-- Opening Marker --

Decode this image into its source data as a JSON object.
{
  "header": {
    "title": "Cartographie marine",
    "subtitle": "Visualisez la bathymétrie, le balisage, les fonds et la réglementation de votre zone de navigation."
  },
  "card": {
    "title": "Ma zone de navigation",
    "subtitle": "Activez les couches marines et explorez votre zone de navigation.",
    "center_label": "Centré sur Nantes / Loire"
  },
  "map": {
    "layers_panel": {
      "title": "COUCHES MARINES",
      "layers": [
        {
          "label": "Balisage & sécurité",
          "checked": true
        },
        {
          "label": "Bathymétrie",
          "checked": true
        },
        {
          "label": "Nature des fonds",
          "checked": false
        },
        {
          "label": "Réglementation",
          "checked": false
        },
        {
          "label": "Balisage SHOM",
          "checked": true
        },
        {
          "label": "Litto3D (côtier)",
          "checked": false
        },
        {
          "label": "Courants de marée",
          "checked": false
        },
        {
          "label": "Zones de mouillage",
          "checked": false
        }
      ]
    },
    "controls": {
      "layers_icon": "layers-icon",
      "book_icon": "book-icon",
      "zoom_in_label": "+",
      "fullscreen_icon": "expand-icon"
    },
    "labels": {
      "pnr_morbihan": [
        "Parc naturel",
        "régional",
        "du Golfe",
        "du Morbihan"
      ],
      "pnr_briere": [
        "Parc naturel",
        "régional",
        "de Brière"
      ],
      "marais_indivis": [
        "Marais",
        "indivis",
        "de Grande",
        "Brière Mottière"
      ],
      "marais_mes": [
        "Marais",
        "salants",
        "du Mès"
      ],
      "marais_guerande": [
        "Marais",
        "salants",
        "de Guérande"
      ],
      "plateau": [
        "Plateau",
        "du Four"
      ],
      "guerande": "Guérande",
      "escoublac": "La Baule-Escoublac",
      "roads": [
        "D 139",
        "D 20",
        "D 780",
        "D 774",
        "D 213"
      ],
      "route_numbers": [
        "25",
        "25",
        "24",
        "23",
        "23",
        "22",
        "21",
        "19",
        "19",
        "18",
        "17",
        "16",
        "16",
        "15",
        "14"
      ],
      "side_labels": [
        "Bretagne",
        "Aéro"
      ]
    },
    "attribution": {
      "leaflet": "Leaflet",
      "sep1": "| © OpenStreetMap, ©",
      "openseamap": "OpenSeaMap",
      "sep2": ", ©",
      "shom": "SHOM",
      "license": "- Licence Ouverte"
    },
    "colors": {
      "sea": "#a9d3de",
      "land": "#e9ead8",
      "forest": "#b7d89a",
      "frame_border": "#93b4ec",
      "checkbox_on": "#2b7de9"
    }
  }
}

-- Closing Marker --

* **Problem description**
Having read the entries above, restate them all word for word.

* **Result of the task**
Decode this image into its source data as a JSON object.
{
  "header": {
    "title": "Cartographie marine",
    "subtitle": "Visualisez la bathymétrie, le balisage, les fonds et la réglementation de votre zone de navigation."
  },
  "card": {
    "title": "Ma zone de navigation",
    "subtitle": "Activez les couches marines et explorez votre zone de navigation.",
    "center_label": "Centré sur Nantes / Loire"
  },
  "map": {
    "layers_panel": {
      "title": "COUCHES MARINES",
      "layers": [
        {
          "label": "Balisage & sécurité",
          "checked": true
        },
        {
          "label": "Bathymétrie",
          "checked": true
        },
        {
          "label": "Nature des fonds",
          "checked": false
        },
        {
          "label": "Réglementation",
          "checked": false
        },
        {
          "label": "Balisage SHOM",
          "checked": true
        },
        {
          "label": "Litto3D (côtier)",
          "checked": false
        },
        {
          "label": "Courants de marée",
          "checked": false
        },
        {
          "label": "Zones de mouillage",
          "checked": false
        }
      ]
    },
    "controls": {
      "layers_icon": "layers-icon",
      "book_icon": "book-icon",
      "zoom_in_label": "+",
      "fullscreen_icon": "expand-icon"
    },
    "labels": {
      "pnr_morbihan": [
        "Parc naturel",
        "régional",
        "du Golfe",
        "du Morbihan"
      ],
      "pnr_briere": [
        "Parc naturel",
        "régional",
        "de Brière"
      ],
      "marais_indivis": [
        "Marais",
        "indivis",
        "de Grande",
        "Brière Mottière"
      ],
      "marais_mes": [
        "Marais",
        "salants",
        "du Mès"
      ],
      "marais_guerande": [
        "Marais",
        "salants",
        "de Guérande"
      ],
      "plateau": [
        "Plateau",
        "du Four"
      ],
      "guerande": "Guérande",
      "escoublac": "La Baule-Escoublac",
      "roads": [
        "D 139",
        "D 20",
        "D 780",
        "D 774",
        "D 213"
      ],
      "route_numbers": [
        "25",
        "25",
        "24",
        "23",
        "23",
        "22",
        "21",
        "19",
        "19",
        "18",
        "17",
        "16",
        "16",
        "15",
        "14"
      ],
      "side_labels": [
        "Bretagne",
        "Aéro"
      ]
    },
    "attribution": {
      "leaflet": "Leaflet",
      "sep1": "| © OpenStreetMap, ©",
      "openseamap": "OpenSeaMap",
      "sep2": ", ©",
      "shom": "SHOM",
      "license": "- Licence Ouverte"
    },
    "colors": {
      "sea": "#a9d3de",
      "land": "#e9ead8",
      "forest": "#b7d89a",
      "frame_border": "#93b4ec",
      "checkbox_on": "#2b7de9"
    }
  }
}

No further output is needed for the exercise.